**TASK DESCRIPTION**
Return all of the entries exactly, with nothing added or left out.

**DATA FOR THE TASK**
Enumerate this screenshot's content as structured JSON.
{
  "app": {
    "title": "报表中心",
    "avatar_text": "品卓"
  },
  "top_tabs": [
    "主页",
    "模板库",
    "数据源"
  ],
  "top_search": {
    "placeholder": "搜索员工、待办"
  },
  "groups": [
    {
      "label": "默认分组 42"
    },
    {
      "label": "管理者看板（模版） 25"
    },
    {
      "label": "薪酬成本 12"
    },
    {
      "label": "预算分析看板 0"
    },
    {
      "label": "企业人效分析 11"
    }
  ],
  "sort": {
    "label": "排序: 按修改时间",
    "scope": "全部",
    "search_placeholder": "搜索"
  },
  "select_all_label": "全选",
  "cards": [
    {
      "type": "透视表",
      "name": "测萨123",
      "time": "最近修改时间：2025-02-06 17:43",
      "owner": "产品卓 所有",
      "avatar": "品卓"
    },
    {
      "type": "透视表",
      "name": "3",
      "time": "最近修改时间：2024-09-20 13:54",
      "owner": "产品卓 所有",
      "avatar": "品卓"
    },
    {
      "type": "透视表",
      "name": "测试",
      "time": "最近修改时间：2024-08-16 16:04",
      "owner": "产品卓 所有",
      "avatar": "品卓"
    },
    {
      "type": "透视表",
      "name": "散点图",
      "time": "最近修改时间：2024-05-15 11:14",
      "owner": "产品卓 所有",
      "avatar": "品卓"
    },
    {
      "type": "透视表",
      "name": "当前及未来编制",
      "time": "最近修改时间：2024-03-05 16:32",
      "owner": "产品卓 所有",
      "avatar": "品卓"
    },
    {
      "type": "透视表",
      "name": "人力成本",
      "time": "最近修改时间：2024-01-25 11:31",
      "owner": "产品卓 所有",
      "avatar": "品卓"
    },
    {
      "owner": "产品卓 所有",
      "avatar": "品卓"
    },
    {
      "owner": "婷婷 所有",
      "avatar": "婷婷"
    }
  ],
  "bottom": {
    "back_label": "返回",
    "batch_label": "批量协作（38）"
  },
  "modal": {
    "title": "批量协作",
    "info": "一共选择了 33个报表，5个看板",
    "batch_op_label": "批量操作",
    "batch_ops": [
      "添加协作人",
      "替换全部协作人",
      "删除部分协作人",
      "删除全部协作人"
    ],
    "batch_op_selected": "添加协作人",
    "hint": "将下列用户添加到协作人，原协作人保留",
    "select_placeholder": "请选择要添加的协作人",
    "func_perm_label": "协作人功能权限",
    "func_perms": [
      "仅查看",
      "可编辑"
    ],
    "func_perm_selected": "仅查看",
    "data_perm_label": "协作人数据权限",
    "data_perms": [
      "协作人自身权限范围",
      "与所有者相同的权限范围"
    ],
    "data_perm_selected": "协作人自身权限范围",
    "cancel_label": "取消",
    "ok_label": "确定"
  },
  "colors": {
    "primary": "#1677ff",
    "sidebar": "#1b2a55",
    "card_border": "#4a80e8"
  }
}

**EXPECTED ANSWER**
Enumerate this screenshot's content as structured JSON.
{
  "app": {
    "title": "报表中心",
    "avatar_text": "品卓"
  },
  "top_tabs": [
    "主页",
    "模板库",
    "数据源"
  ],
  "top_search": {
    "placeholder": "搜索员工、待办"
  },
  "groups": [
    {
      "label": "默认分组 42"
    },
    {
      "label": "管理者看板（模版） 25"
    },
    {
      "label": "薪酬成本 12"
    },
    {
      "label": "预算分析看板 0"
    },
    {
      "label": "企业人效分析 11"
    }
  ],
  "sort": {
    "label": "排序: 按修改时间",
    "scope": "全部",
    "search_placeholder": "搜索"
  },
  "select_all_label": "全选",
  "cards": [
    {
      "type": "透视表",
      "name": "测萨123",
      "time": "最近修改时间：2025-02-06 17:43",
      "owner": "产品卓 所有",
      "avatar": "品卓"
    },
    {
      "type": "透视表",
      "name": "3",
      "time": "最近修改时间：2024-09-20 13:54",
      "owner": "产品卓 所有",
      "avatar": "品卓"
    },
    {
      "type": "透视表",
      "name": "测试",
      "time": "最近修改时间：2024-08-16 16:04",
      "owner": "产品卓 所有",
      "avatar": "品卓"
    },
    {
      "type": "透视表",
      "name": "散点图",
      "time": "最近修改时间：2024-05-15 11:14",
      "owner": "产品卓 所有",
      "avatar": "品卓"
    },
    {
      "type": "透视表",
      "name": "当前及未来编制",
      "time": "最近修改时间：2024-03-05 16:32",
      "owner": "产品卓 所有",
      "avatar": "品卓"
    },
    {
      "type": "透视表",
      "name": "人力成本",
      "time": "最近修改时间：2024-01-25 11:31",
      "owner": "产品卓 所有",
      "avatar": "品卓"
    },
    {
      "owner": "产品卓 所有",
      "avatar": "品卓"
    },
    {
      "owner": "婷婷 所有",
      "avatar": "婷婷"
    }
  ],
  "bottom": {
    "back_label": "返回",
    "batch_label": "批量协作（38）"
  },
  "modal": {
    "title": "批量协作",
    "info": "一共选择了 33个报表，5个看板",
    "batch_op_label": "批量操作",
    "batch_ops": [
      "添加协作人",
      "替换全部协作人",
      "删除部分协作人",
      "删除全部协作人"
    ],
    "batch_op_selected": "添加协作人",
    "hint": "将下列用户添加到协作人，原协作人保留",
    "select_placeholder": "请选择要添加的协作人",
    "func_perm_label": "协作人功能权限",
    "func_perms": [
      "仅查看",
      "可编辑"
    ],
    "func_perm_selected": "仅查看",
    "data_perm_label": "协作人数据权限",
    "data_perms": [
      "协作人自身权限范围",
      "与所有者相同的权限范围"
    ],
    "data_perm_selected": "协作人自身权限范围",
    "cancel_label": "取消",
    "ok_label": "确定"
  },
  "colors": {
    "primary": "#1677ff",
    "sidebar": "#1b2a55",
    "card_border": "#4a80e8"
  }
}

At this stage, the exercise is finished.